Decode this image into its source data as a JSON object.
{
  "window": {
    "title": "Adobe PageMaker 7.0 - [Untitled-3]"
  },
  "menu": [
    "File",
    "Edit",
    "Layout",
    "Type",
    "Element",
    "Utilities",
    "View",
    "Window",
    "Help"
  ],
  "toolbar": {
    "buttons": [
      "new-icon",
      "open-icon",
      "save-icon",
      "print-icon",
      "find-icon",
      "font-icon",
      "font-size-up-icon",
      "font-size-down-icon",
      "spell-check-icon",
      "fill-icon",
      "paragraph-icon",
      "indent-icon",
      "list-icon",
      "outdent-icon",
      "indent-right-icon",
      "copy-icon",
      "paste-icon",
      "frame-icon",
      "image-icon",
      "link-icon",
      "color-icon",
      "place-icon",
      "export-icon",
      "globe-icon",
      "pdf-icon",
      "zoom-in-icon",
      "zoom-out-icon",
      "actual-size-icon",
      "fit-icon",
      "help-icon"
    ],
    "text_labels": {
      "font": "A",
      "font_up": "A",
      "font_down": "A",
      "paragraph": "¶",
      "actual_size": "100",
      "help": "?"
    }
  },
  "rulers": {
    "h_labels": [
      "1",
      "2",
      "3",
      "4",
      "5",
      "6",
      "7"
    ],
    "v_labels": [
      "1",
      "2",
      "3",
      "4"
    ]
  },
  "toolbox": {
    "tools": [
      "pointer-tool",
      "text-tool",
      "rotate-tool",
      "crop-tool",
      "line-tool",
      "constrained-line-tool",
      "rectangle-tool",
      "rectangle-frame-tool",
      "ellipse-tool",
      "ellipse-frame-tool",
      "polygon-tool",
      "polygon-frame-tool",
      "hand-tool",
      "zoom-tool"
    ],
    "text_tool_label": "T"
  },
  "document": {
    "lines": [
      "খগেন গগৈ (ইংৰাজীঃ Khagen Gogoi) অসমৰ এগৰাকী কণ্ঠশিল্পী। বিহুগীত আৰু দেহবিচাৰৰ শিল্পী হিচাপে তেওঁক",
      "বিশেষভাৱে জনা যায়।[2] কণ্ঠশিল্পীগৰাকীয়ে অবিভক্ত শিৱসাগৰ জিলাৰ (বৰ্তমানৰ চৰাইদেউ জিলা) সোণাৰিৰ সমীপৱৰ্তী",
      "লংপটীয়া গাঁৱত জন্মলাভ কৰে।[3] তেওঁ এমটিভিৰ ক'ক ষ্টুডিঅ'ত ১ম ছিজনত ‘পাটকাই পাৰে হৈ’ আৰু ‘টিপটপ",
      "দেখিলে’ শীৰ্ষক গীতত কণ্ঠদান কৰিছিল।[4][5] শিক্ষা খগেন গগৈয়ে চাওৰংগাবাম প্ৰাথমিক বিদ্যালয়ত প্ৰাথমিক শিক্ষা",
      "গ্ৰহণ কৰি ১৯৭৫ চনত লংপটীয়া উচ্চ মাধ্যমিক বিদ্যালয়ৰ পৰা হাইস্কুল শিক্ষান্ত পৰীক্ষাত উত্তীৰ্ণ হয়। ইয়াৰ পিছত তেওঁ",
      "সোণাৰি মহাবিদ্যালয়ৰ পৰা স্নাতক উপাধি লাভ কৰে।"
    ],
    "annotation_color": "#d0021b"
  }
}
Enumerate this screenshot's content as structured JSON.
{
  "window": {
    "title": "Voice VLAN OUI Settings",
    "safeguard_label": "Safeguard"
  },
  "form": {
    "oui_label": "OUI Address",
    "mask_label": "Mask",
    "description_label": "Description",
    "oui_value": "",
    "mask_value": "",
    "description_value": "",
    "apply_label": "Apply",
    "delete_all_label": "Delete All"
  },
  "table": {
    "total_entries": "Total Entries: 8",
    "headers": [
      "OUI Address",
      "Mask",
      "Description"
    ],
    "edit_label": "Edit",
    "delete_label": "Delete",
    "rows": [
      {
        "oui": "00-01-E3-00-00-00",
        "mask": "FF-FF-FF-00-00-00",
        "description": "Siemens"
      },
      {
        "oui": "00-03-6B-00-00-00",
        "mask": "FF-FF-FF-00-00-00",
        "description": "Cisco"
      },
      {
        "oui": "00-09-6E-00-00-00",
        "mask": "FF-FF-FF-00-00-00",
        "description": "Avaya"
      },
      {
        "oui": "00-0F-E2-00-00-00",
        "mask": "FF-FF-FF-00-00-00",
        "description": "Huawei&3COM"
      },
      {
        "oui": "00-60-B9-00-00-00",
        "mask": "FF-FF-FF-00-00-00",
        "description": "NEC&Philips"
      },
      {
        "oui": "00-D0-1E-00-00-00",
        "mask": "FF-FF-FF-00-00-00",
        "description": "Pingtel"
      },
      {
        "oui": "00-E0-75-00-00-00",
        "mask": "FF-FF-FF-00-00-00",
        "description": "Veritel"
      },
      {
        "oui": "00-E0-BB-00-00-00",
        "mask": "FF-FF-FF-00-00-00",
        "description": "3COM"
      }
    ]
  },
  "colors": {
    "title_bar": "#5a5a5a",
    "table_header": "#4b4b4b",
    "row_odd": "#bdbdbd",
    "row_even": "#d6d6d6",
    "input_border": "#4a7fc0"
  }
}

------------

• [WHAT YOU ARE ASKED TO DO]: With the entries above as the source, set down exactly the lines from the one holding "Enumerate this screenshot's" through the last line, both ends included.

• [ANSWER FOR THE TASK]:
Enumerate this screenshot's content as structured JSON.
{
  "window": {
    "title": "Voice VLAN OUI Settings",
    "safeguard_label": "Safeguard"
  },
  "form": {
    "oui_label": "OUI Address",
    "mask_label": "Mask",
    "description_label": "Description",
    "oui_value": "",
    "mask_value": "",
    "description_value": "",
    "apply_label": "Apply",
    "delete_all_label": "Delete All"
  },
  "table": {
    "total_entries": "Total Entries: 8",
    "headers": [
      "OUI Address",
      "Mask",
      "Description"
    ],
    "edit_label": "Edit",
    "delete_label": "Delete",
    "rows": [
      {
        "oui": "00-01-E3-00-00-00",
        "mask": "FF-FF-FF-00-00-00",
        "description": "Siemens"
      },
      {
        "oui": "00-03-6B-00-00-00",
        "mask": "FF-FF-FF-00-00-00",
        "description": "Cisco"
      },
      {
        "oui": "00-09-6E-00-00-00",
        "mask": "FF-FF-FF-00-00-00",
        "description": "Avaya"
      },
      {
        "oui": "00-0F-E2-00-00-00",
        "mask": "FF-FF-FF-00-00-00",
        "description": "Huawei&3COM"
      },
      {
        "oui": "00-60-B9-00-00-00",
        "mask": "FF-FF-FF-00-00-00",
        "description": "NEC&Philips"
      },
      {
        "oui": "00-D0-1E-00-00-00",
        "mask": "FF-FF-FF-00-00-00",
        "description": "Pingtel"
      },
      {
        "oui": "00-E0-75-00-00-00",
        "mask": "FF-FF-FF-00-00-00",
        "description": "Veritel"
      },
      {
        "oui": "00-E0-BB-00-00-00",
        "mask": "FF-FF-FF-00-00-00",
        "description": "3COM"
      }
    ]
  },
  "colors": {
    "title_bar": "#5a5a5a",
    "table_header": "#4b4b4b",
    "row_odd": "#bdbdbd",
    "row_even": "#d6d6d6",
    "input_border": "#4a7fc0"
  }
}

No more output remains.